§ Exercise description
In the entries below, find every line with "icon" and copy it.

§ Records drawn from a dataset

-.-.-

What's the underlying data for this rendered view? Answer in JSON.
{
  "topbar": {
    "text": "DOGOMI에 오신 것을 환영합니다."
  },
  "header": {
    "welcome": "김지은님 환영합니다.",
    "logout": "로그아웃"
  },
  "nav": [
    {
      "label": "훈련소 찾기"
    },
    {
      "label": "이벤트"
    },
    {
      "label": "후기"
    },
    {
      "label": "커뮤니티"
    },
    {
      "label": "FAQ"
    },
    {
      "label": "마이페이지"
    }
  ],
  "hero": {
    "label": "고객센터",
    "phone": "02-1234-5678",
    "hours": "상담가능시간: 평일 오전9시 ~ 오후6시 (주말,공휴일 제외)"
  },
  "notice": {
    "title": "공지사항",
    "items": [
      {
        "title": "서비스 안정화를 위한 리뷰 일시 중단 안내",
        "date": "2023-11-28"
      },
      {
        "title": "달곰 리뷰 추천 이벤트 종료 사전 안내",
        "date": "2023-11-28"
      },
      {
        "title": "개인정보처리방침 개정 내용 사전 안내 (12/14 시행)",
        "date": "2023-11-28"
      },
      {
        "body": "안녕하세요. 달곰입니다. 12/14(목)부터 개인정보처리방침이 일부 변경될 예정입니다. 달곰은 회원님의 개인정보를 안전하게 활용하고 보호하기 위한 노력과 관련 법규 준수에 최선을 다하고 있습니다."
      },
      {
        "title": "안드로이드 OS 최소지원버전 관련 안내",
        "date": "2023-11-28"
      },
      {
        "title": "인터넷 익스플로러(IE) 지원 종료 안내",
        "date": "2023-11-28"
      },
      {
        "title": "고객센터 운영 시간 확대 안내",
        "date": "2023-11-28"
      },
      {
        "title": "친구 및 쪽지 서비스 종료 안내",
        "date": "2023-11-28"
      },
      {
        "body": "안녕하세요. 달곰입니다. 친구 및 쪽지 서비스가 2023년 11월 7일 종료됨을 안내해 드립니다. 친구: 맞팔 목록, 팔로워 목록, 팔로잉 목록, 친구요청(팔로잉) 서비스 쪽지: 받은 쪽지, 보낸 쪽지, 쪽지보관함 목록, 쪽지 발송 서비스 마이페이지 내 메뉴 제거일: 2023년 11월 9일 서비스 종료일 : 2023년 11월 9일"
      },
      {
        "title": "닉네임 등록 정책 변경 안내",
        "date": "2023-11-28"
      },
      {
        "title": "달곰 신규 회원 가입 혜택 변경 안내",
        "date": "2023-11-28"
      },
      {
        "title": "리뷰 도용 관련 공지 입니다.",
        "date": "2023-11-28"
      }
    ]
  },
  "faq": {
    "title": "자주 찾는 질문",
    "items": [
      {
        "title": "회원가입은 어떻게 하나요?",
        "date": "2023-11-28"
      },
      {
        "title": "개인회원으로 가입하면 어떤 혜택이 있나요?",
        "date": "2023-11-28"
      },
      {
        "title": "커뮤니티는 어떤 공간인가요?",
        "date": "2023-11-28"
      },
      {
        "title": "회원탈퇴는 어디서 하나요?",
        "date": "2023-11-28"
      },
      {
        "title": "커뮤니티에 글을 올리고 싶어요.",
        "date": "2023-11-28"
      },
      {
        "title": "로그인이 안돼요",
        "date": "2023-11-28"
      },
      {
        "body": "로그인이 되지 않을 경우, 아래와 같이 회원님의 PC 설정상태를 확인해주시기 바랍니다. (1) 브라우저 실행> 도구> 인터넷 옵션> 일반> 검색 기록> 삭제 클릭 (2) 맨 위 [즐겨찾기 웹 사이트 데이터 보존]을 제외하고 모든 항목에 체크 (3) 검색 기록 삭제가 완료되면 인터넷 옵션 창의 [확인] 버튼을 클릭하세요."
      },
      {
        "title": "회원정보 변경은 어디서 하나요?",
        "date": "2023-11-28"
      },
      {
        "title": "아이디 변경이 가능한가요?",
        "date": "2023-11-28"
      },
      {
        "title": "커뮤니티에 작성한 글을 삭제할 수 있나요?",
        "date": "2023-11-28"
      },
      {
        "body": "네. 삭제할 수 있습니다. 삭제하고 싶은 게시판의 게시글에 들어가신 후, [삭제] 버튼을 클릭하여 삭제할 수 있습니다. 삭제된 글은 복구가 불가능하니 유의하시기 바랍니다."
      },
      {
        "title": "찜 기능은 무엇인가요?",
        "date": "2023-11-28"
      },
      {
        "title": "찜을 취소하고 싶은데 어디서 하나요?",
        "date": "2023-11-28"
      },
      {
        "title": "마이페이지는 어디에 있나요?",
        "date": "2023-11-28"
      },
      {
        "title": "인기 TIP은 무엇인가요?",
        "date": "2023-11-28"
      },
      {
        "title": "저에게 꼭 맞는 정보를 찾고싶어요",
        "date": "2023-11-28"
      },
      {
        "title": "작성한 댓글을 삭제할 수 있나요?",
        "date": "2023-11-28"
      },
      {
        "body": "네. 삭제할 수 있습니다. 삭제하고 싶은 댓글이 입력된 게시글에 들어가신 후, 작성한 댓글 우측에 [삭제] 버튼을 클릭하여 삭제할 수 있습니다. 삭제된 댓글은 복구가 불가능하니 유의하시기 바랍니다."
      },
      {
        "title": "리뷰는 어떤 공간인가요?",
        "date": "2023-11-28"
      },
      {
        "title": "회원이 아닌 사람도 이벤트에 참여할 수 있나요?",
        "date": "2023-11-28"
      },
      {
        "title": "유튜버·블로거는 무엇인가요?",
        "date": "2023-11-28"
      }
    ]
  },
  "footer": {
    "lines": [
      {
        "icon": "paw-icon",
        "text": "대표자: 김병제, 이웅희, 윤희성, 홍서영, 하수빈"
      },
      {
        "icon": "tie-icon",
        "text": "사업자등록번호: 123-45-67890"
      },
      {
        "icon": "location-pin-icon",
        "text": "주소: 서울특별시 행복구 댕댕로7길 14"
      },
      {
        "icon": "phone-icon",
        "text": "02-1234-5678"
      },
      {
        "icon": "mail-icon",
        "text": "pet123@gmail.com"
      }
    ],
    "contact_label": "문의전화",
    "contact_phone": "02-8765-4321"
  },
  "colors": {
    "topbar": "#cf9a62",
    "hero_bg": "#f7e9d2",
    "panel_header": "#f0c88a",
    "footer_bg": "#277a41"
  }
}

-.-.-

§ Response for this exercise
        "icon": "paw-icon",
        "icon": "tie-icon",
        "icon": "location-pin-icon",
        "icon": "phone-icon",
        "icon": "mail-icon",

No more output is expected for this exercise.